_Available records_.
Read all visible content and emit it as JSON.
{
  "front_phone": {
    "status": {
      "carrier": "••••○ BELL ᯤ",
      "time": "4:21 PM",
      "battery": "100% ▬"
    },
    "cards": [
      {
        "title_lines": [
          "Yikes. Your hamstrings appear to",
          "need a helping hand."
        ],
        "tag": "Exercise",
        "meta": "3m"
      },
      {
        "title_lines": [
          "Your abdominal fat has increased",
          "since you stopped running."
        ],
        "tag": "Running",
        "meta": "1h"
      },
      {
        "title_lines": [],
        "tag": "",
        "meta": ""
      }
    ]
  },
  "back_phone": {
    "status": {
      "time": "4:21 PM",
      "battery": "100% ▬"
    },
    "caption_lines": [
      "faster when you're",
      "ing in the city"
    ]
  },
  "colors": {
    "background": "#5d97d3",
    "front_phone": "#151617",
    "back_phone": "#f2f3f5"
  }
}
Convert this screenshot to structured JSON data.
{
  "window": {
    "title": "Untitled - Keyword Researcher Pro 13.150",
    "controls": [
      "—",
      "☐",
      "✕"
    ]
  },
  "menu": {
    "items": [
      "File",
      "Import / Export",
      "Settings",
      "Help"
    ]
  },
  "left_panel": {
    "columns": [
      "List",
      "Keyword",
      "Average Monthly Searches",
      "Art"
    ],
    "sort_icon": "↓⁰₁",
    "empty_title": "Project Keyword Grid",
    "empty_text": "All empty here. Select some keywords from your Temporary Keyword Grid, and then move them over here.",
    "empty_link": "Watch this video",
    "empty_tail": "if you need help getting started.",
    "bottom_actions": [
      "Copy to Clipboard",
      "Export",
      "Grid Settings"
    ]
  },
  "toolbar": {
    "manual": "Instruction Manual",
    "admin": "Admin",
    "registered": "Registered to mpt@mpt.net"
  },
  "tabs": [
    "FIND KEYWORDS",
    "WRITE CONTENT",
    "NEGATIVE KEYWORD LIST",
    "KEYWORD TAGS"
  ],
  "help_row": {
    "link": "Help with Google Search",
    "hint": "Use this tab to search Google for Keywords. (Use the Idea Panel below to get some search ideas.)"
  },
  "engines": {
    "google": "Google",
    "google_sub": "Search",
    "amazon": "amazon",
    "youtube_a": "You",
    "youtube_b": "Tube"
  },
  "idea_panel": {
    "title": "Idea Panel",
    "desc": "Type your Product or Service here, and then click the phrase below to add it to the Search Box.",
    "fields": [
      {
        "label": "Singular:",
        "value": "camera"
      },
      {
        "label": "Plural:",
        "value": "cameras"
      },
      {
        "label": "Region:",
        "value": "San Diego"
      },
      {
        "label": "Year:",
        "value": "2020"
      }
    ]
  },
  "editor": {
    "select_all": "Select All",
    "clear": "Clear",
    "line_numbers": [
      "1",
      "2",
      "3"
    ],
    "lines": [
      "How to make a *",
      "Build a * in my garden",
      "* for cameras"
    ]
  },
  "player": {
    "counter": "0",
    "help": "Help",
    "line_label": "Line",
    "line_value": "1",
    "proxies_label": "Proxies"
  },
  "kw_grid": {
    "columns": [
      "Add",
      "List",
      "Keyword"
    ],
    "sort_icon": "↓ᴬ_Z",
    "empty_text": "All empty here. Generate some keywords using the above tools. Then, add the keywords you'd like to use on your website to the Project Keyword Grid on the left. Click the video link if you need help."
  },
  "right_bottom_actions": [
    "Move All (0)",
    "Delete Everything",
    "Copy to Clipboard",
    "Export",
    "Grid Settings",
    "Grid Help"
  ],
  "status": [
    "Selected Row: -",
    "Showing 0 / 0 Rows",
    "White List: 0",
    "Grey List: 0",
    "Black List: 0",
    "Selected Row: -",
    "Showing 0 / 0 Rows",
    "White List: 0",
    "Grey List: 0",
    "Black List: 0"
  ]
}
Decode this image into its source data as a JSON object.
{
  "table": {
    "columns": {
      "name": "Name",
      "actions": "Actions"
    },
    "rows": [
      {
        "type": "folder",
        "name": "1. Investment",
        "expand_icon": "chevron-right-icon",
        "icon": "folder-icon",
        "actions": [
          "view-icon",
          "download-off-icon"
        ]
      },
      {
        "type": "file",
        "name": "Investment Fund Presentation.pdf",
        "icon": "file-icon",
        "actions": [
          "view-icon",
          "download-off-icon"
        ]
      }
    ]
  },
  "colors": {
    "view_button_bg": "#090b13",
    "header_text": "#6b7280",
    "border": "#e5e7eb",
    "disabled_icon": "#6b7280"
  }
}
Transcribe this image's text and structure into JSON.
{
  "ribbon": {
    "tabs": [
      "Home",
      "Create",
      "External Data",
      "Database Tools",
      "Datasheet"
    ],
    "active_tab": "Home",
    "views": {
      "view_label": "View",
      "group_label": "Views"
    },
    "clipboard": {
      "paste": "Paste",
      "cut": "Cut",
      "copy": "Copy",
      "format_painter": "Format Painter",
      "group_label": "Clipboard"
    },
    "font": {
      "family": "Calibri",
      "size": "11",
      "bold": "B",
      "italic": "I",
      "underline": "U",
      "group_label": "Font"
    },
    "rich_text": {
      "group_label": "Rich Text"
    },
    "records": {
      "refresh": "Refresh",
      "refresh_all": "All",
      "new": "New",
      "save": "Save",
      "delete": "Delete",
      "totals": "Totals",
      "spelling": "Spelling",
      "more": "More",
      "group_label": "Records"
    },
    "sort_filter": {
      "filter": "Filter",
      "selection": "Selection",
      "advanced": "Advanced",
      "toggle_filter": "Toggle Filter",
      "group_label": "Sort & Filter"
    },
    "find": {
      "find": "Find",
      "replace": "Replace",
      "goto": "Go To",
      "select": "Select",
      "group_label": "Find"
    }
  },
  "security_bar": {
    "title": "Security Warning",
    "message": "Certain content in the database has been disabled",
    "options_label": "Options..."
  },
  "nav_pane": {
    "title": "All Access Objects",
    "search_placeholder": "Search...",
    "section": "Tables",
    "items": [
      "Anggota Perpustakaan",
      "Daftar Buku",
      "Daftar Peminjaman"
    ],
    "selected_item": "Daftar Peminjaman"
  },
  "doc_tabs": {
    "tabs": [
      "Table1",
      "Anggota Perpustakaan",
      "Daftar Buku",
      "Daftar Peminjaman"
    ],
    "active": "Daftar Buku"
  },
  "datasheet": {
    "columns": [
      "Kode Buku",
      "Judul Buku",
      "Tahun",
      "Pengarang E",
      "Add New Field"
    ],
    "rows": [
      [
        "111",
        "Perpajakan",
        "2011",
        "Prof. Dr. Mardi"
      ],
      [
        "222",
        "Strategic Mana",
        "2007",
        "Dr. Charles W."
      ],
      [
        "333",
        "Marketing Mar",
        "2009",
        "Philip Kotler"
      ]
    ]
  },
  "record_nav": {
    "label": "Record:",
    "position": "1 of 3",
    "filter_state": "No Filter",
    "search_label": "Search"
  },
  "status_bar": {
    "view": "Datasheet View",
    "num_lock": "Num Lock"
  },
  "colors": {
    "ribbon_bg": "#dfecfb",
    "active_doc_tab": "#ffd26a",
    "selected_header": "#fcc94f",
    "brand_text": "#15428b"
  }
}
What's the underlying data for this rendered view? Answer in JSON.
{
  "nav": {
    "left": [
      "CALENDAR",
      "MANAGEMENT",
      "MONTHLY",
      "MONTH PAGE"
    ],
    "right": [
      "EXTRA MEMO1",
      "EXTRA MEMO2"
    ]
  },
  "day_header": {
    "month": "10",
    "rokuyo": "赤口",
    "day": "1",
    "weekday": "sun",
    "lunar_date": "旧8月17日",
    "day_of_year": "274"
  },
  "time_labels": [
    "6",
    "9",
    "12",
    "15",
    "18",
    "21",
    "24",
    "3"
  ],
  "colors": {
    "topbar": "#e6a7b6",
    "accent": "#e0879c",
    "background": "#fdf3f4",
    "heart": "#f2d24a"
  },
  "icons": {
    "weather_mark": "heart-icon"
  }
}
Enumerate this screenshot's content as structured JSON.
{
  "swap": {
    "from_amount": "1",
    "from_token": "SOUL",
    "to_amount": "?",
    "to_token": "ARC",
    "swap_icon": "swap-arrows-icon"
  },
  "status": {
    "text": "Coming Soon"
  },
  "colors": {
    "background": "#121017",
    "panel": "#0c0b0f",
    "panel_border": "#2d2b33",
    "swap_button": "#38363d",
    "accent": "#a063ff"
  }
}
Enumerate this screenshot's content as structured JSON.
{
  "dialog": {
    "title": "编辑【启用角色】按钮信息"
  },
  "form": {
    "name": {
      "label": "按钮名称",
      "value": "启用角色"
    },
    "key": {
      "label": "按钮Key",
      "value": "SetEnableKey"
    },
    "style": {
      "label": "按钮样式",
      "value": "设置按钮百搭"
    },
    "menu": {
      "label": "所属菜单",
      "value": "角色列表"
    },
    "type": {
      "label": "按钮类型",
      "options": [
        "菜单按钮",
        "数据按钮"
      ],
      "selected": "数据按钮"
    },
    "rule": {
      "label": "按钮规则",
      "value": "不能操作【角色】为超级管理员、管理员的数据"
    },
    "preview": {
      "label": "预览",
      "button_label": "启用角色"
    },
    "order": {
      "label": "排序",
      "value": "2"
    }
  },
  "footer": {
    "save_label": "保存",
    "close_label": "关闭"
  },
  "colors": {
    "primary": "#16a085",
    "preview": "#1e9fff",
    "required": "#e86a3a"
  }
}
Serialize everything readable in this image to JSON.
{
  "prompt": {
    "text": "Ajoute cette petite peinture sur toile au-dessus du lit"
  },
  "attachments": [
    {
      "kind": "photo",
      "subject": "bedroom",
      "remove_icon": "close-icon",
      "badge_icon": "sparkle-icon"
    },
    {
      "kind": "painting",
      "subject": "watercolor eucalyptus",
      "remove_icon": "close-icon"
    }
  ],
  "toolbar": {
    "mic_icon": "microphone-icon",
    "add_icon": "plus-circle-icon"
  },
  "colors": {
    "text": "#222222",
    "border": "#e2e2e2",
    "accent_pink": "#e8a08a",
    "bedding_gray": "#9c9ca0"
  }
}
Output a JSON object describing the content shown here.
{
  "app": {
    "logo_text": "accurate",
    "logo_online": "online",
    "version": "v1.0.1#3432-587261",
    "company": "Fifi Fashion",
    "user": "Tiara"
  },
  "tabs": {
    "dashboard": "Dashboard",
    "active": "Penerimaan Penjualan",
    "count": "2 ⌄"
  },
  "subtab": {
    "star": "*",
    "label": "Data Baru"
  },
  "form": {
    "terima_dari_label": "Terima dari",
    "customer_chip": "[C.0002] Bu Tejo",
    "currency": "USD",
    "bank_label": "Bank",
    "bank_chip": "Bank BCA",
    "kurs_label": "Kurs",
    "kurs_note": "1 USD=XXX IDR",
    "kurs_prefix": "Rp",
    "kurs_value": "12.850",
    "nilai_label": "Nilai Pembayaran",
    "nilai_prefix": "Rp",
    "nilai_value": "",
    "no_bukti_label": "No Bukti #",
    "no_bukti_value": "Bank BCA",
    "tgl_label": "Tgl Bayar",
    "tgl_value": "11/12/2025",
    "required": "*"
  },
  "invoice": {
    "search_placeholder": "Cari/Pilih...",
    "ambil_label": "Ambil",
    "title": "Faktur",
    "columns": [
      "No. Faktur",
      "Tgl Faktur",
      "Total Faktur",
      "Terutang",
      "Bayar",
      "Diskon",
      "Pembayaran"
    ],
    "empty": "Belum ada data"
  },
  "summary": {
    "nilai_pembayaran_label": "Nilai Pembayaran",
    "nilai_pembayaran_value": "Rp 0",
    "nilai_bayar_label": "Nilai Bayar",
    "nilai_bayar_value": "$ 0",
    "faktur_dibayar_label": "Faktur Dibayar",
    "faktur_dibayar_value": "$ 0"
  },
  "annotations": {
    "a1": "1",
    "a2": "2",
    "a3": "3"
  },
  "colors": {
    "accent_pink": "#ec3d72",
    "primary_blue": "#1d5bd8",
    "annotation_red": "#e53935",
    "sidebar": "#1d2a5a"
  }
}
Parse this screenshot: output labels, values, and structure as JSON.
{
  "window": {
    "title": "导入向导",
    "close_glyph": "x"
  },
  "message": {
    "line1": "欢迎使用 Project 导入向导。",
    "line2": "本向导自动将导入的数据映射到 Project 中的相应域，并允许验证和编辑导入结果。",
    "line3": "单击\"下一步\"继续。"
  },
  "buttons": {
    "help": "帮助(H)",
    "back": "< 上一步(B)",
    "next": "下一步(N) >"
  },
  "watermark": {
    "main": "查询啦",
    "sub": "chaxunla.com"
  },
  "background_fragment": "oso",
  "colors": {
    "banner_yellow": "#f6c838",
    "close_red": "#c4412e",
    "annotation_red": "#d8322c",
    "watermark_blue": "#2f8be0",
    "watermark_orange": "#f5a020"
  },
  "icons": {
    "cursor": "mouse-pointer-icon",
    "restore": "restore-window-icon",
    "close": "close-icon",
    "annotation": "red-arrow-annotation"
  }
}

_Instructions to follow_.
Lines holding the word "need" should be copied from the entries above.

_The answer_.
          "need a helping hand."
    "empty_tail": "if you need help getting started.",
    "empty_text": "All empty here. Generate some keywords using the above tools. Then, add the keywords you'd like to use on your website to the Project Keyword Grid on the left. Click the video link if you need help."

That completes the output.